In the present study we have attempted to provide quantitative details of hemodynamic determinants of leukocyte to endothelium adhesion in the microvasculature. To this end, several hypotheses have been advanced to suggest that the preferential adhesion of leukocytes in the larger venules (30-50 microns diameter) rests upon the inherent ability of the microvasculature to compensate for small perturbations in resistance and that WBC deformability may play a significant role in this process. Flow redistribution and attendant arteriolar vasomotor adjustments may forestall LEA in the larger collecting venules of the network, where venous obstruction may be countered by bringing the full weight of the arteriovenous pressure gradient to oppose WBC adhesion. Direct measurements of the force of adhesion suggest that with diminishing vessel diameter, as for example in the immediate post-capillary venules, WBC dispersal forces will be greatest due to dramatic increases in the proportionality between force and wall shear stress. This event would tend to preclude adhesion in the smallest venular microvessels. It has also been shown that there is a strong potential for WBC deformability to affect the adhesion process by modification of the shear stresses acting on the WBC surface, as evidenced by an inverse relationship between force and wall shear stress and direct observations of WBC shape changes with increasing shear.

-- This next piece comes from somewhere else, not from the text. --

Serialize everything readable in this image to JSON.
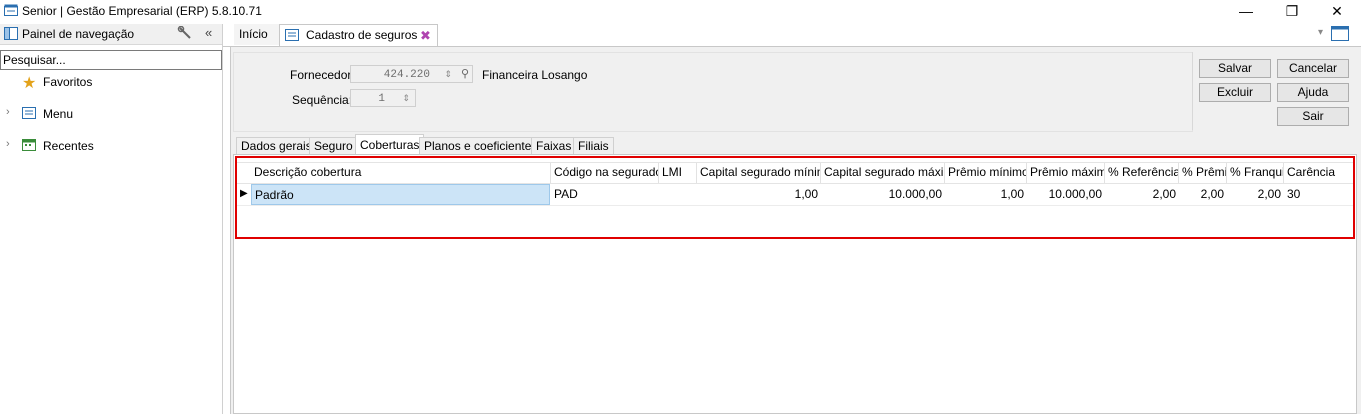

All Science Journal Classification (ASJC) codes
- Biochemistry, Genetics and Molecular Biology(all)